■ What the task asks:
For each entry, repeat the text exactly and omit any picture it holds.

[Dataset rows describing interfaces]
------------------------------------------------
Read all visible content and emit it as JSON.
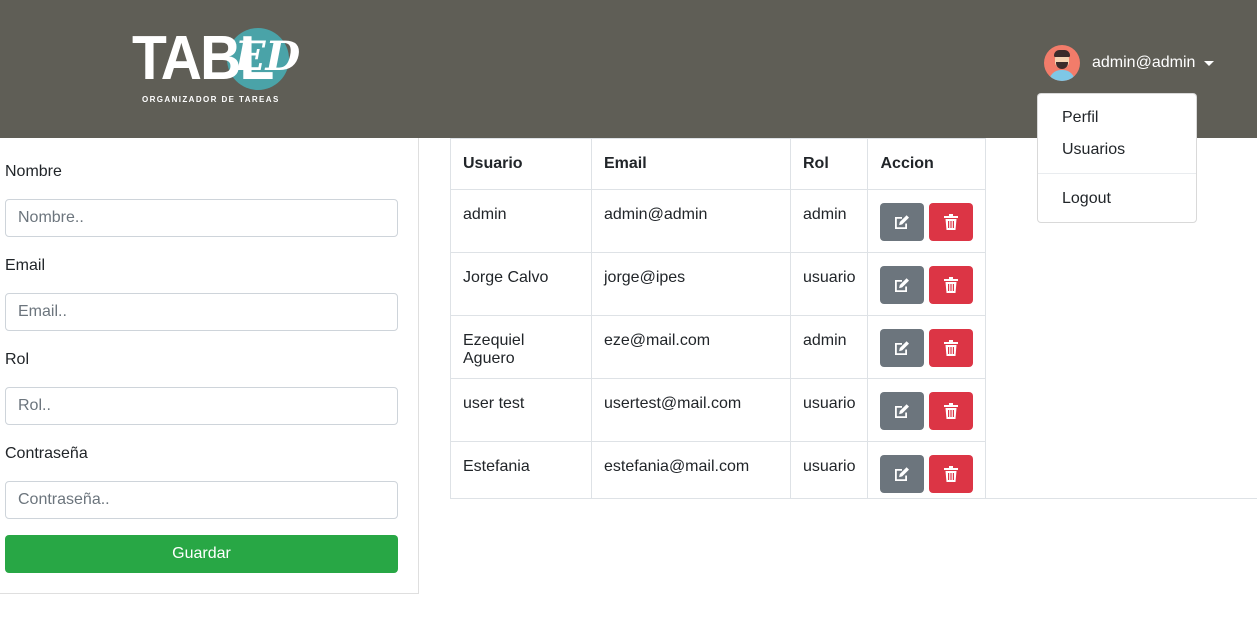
{
  "brand": {
    "logo_text": "TABL",
    "logo_accent": "ED",
    "tagline": "ORGANIZADOR DE TAREAS"
  },
  "user": {
    "name": "admin@admin"
  },
  "dropdown": {
    "items": [
      "Perfil",
      "Usuarios",
      "Logout"
    ]
  },
  "form": {
    "fields": [
      {
        "label": "Nombre",
        "placeholder": "Nombre..",
        "value": ""
      },
      {
        "label": "Email",
        "placeholder": "Email..",
        "value": ""
      },
      {
        "label": "Rol",
        "placeholder": "Rol..",
        "value": ""
      },
      {
        "label": "Contraseña",
        "placeholder": "Contraseña..",
        "value": ""
      }
    ],
    "submit_label": "Guardar"
  },
  "table": {
    "headers": [
      "Usuario",
      "Email",
      "Rol",
      "Accion"
    ],
    "rows": [
      {
        "usuario": "admin",
        "email": "admin@admin",
        "rol": "admin"
      },
      {
        "usuario": "Jorge Calvo",
        "email": "jorge@ipes",
        "rol": "usuario"
      },
      {
        "usuario": "Ezequiel Aguero",
        "email": "eze@mail.com",
        "rol": "admin"
      },
      {
        "usuario": "user test",
        "email": "usertest@mail.com",
        "rol": "usuario"
      },
      {
        "usuario": "Estefania",
        "email": "estefania@mail.com",
        "rol": "usuario"
      }
    ],
    "actions": {
      "edit_icon": "edit-icon",
      "delete_icon": "trash-icon"
    }
  },
  "colors": {
    "navbar": "#5f5e56",
    "logo_circle": "#4aa3a8",
    "save": "#28a745",
    "edit": "#6c757d",
    "delete": "#dc3545"
  }
}
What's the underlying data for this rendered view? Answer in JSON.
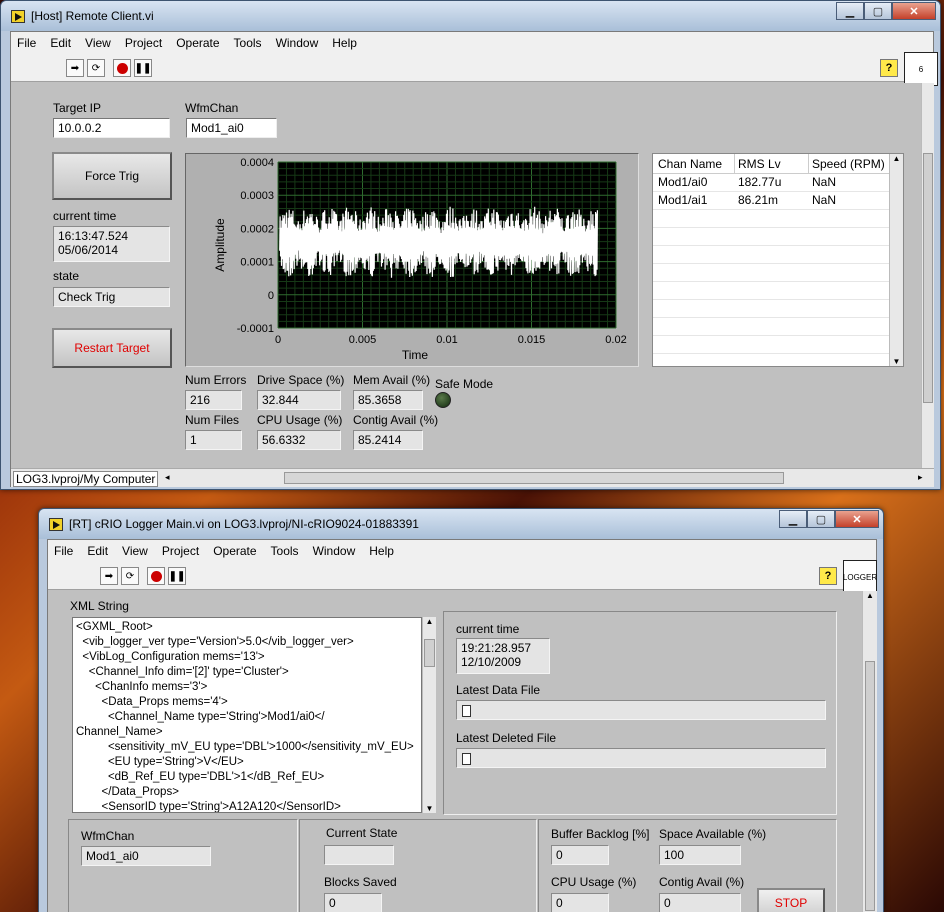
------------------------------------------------
■ Finished exercise:
Read all visible content and emit it as JSON.
{
  "brand": {
    "logo_text": "TABL",
    "logo_accent": "ED",
    "tagline": "ORGANIZADOR DE TAREAS"
  },
  "user": {
    "name": "admin@admin"
  },
  "dropdown": {
    "items": [
      "Perfil",
      "Usuarios",
      "Logout"
    ]
  },
  "form": {
    "fields": [
      {
        "label": "Nombre",
        "placeholder": "Nombre..",
        "value": ""
      },
      {
        "label": "Email",
        "placeholder": "Email..",
        "value": ""
      },
      {
        "label": "Rol",
        "placeholder": "Rol..",
        "value": ""
      },
      {
        "label": "Contraseña",
        "placeholder": "Contraseña..",
        "value": ""
      }
    ],
    "submit_label": "Guardar"
  },
  "table": {
    "headers": [
      "Usuario",
      "Email",
      "Rol",
      "Accion"
    ],
    "rows": [
      {
        "usuario": "admin",
        "email": "admin@admin",
        "rol": "admin"
      },
      {
        "usuario": "Jorge Calvo",
        "email": "jorge@ipes",
        "rol": "usuario"
      },
      {
        "usuario": "Ezequiel Aguero",
        "email": "eze@mail.com",
        "rol": "admin"
      },
      {
        "usuario": "user test",
        "email": "usertest@mail.com",
        "rol": "usuario"
      },
      {
        "usuario": "Estefania",
        "email": "estefania@mail.com",
        "rol": "usuario"
      }
    ],
    "actions": {
      "edit_icon": "edit-icon",
      "delete_icon": "trash-icon"
    }
  },
  "colors": {
    "navbar": "#5f5e56",
    "logo_circle": "#4aa3a8",
    "save": "#28a745",
    "edit": "#6c757d",
    "delete": "#dc3545"
  }
}
What's the underlying data for this rendered view? Answer in JSON.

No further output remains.